When the late Israeli president Shimon Peres visited Pope Francis six years ago to promote the idea of a Parliament of World Religions, the Pope took his time to think about it. There was a risk to “secularize” religions and treat them as a political tool. Instead, Pope Francis liked the idea of making fraternity a fundamental notion. The United Arab Emirates promoted the idea and worked it out along with the Sunni institution al Azhar. The Pope’s latest encyclical, “Fratelli tutti,” is born out of this idea.
Signed and to be released on St. Francis’s feast day, October 4, the encyclical epitomizes Pope Francis’ thought. Its 288 paragraphs (including the final prayer) contain a bit of everything: from Pope Francis’ idea of good politics to the issue of xenophobic and nationalist trends, from the throwaway culture to the globalization of solidarity, and from the need for forgiveness and reconciliation to social justice.
Five years after Laudato Si, Pope Francis is issuing a new summary of his social thought. He came up with the idea after he signed the Abu Dhabi Declaration on Human Fraternity on February 4, 2019 – a declaration that became for him a diplomatic tool. The Pope further developed the encyclical during the time of the lockdown because of the pandemic. Pope Francis drafted the document also thinking about the world after the coronavirus.
As with every document by Pope Francis, the encyclical might be divisive. Everybody will agree on some parts of it; everybody will disagree on other parts of it. Pope Francis’ style casually alternates from theoretical notions to pragmatic solutions. Pope Francis loves to say that the whole is greater than any single part – one of the key principles of his 2014 exhortation Evangelii Gaudium.
How will this encyclical be received then?
People will like the encyclical because it provides an answer to the big social themes of today. Pope Francis is not afraid to stand up and speak up in the public arena, sometimes from the perspective of the local Bishops conferences’ documents.
Fratelli Tutti is the second social encyclical in five years, a rather unique case in Church history.
In the encyclical, Pope Francis speaks about good politics, calls for an end to the polarization between those swept by populism and those against it, and stresses that the notion of people is mythological. Pope Francis also emphasizes the importance of taking care of the weak, and points the finger at international figures and organizations that forget marginalized people.
However, the encyclical will be appreciated because the Pope recognizes that the human conscience is in crisis and distanced from religious values. The Pope also asks to keep in mind that a fraternity exists only if there is an opening to everyone’s “Father.” To explain this, he quotes John Paul II’s encyclical Centesimus Annus: “If there is no transcendent truth, in obedience to which man achieves his full identity, then there is no sure principle for guaranteeing just relations between people.”
On the other hand, “Fratelli Tutti” might lead to contrasting reactions. There is a reference to the open society that can be interpreted as a backing of George Soros’ theories. Some people will also object to the absence of a solid theological mindset, although the Pope provides all the right quotes and draws most of them from Papal documents.

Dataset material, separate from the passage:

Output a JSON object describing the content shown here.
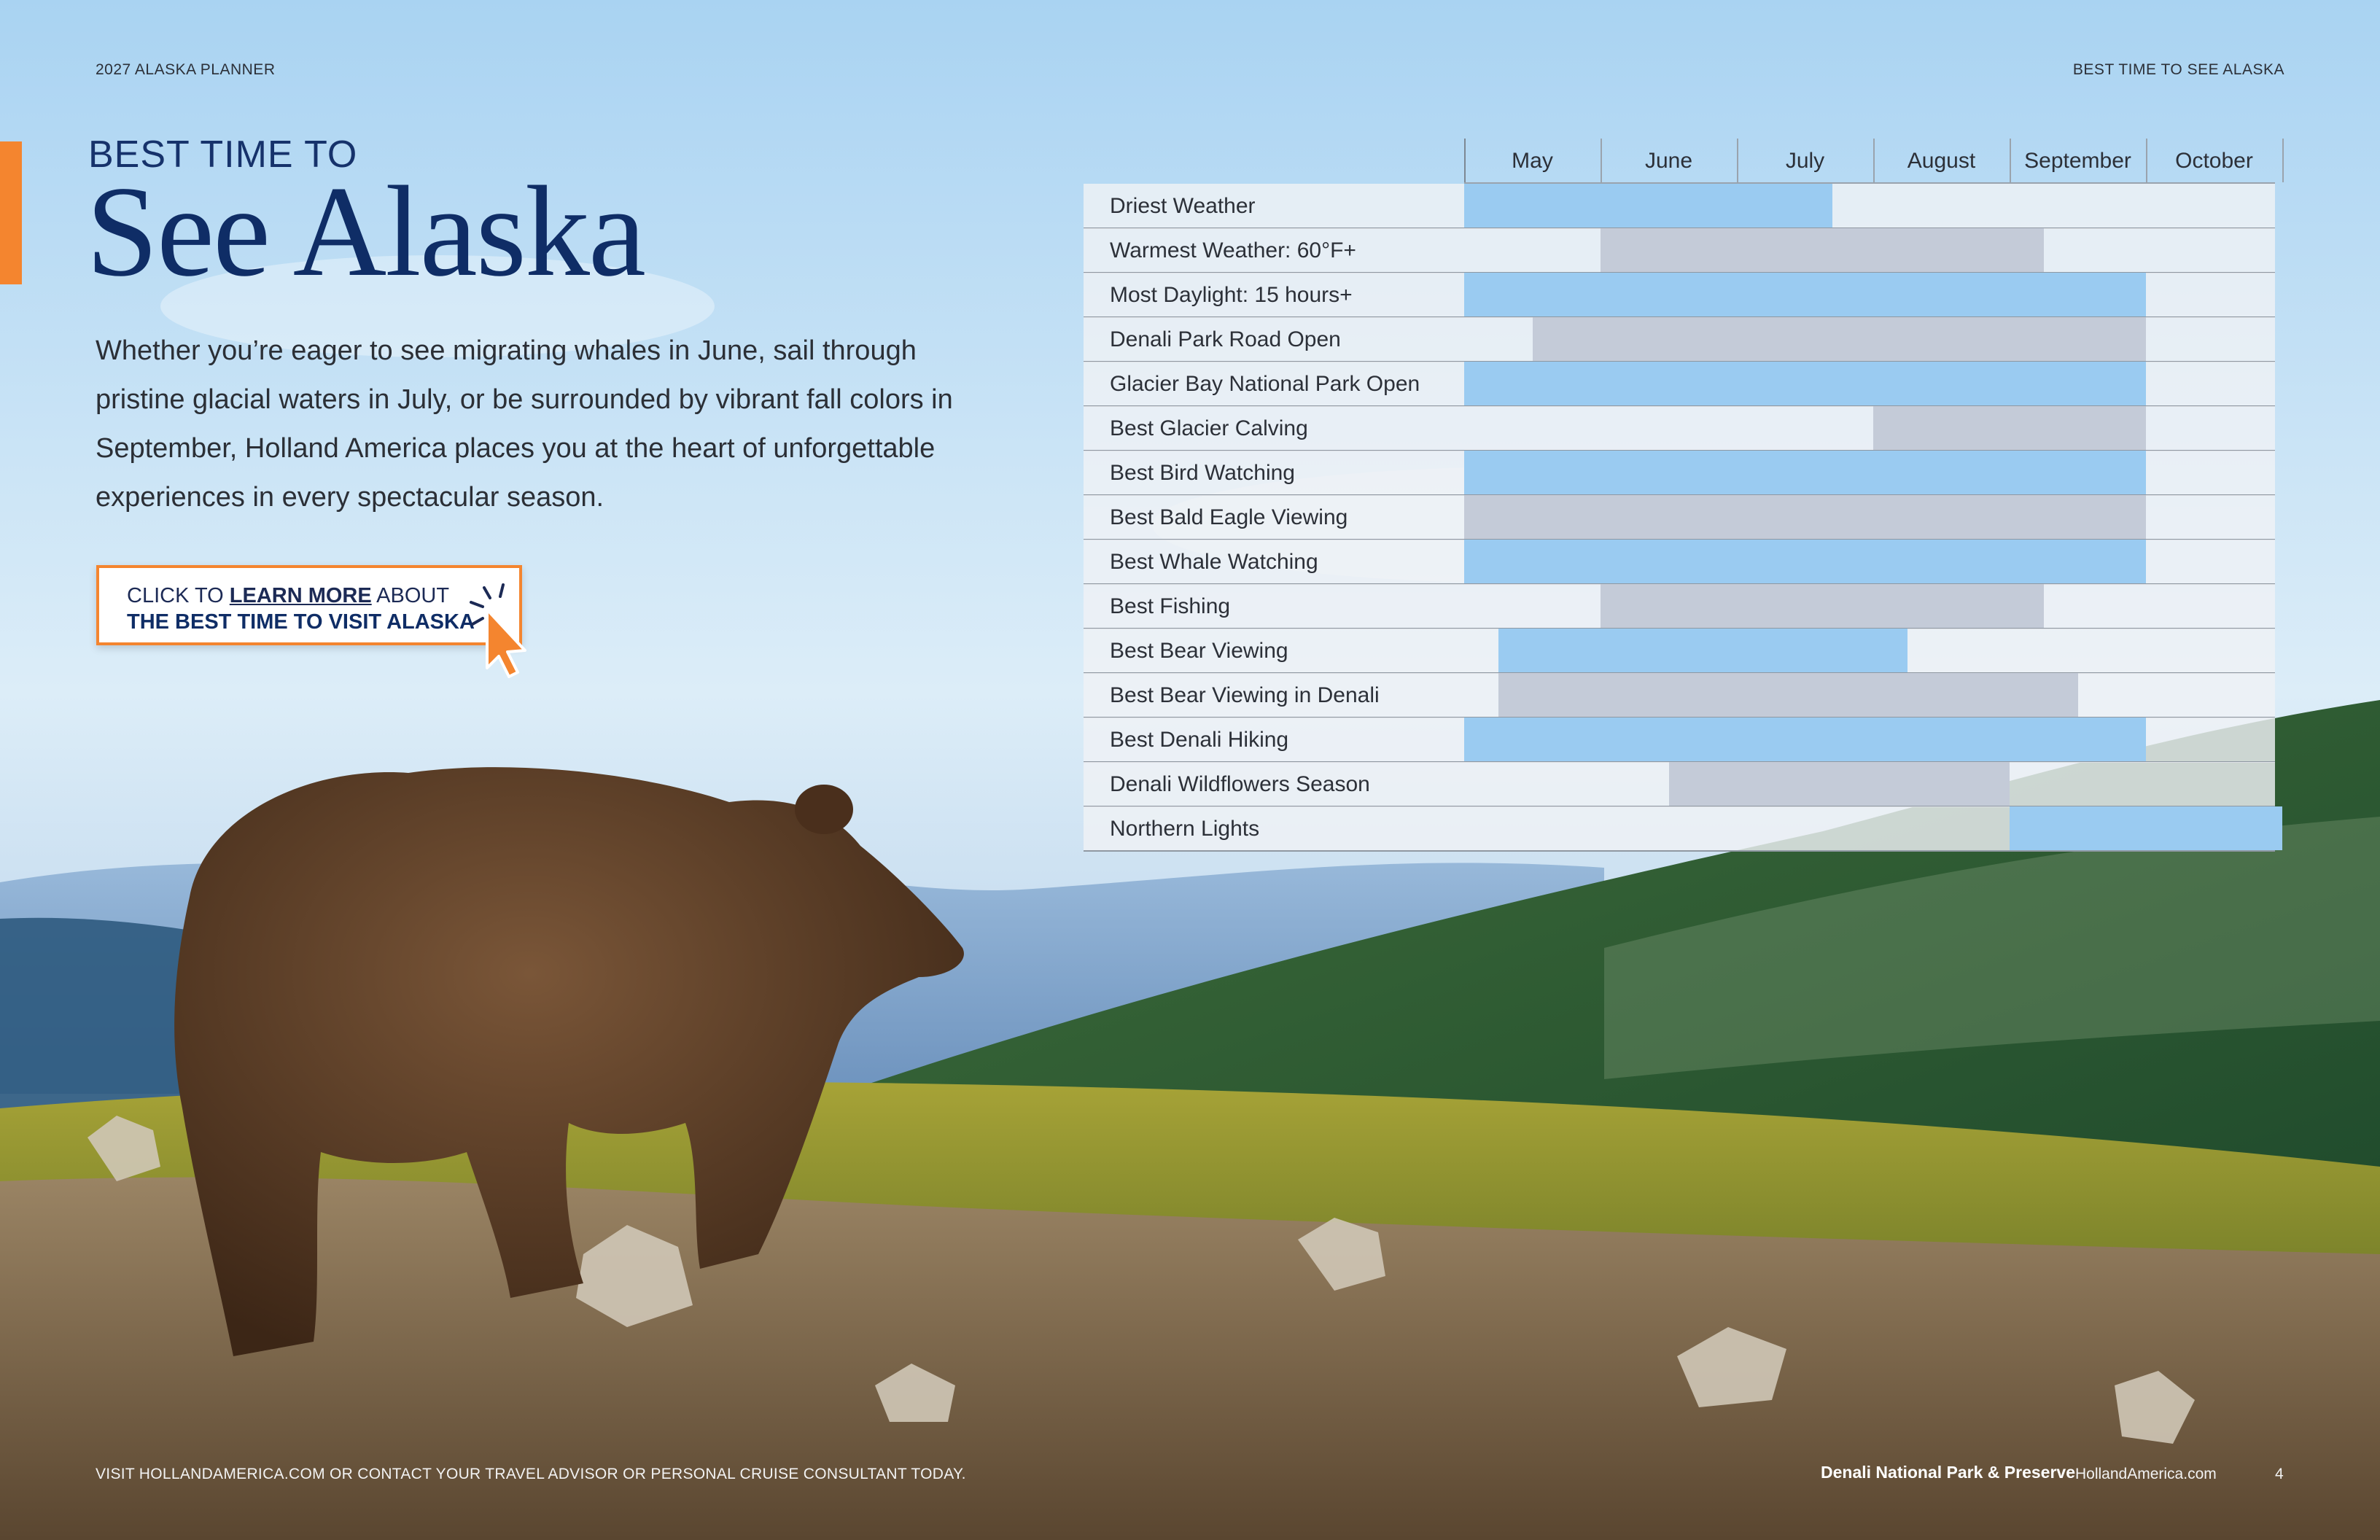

The theme of fraternity needs a framework that goes beyond the acknowledgement of a common Father. The word “fraternity” needs to be purified from all its anti-Christian nuances, dating back to the French Revolution taking it over and secularizing it. There is nothing about that in the encyclical.
The encyclical will be disliked because it appears to be biased toward a point of view. Not that the other popes did not take strong positions in their encyclicals. However, Fratelli Tutti appears to lack a grand vision, a broader perspective.
It is, in the end, an encyclical made at Pope Francis’ image. The Pope knows how to be straightforward on some issues, but he can also have an open dialogue attitude, especially when it comes to making public decisions. Paradoxically, his need to lay bridges at any cost can be counterproductive.
The poles of the debate on Fratelli Tutti are then foreseeable. This encyclical will likely be the litmus test of the pontificate.
In Fratelli Tutti, Pope Francis has put together his thought and combined fragments of many of his speeches. The encyclical is a declaration of his modus operandi. He collects the pieces of a puzzle and completes it, confident that the whole is more than the part.
Fratelli Tutti is not, then, a design for a future world. It is mostly the declaration of what Pope Francis would do. The transcendental part is there, but differently: it is not anchored on theological discourse; it connects with life.
Fratelli Tutti will undoubtedly be a controversial encyclical. Most likely, it will be less groundbreaking than Laudato Si, which presented a central topic, the care for the common home. However, Fratelli Tutti will be a must-read to understand the pontificate. It is the legacy of Pope Francis. This legacy consists of three documents: the program of the pontificate with the exhortation Evangelii Gaudium, the development of the program in Laudato Si, and the final summary in Fratelli Tutti.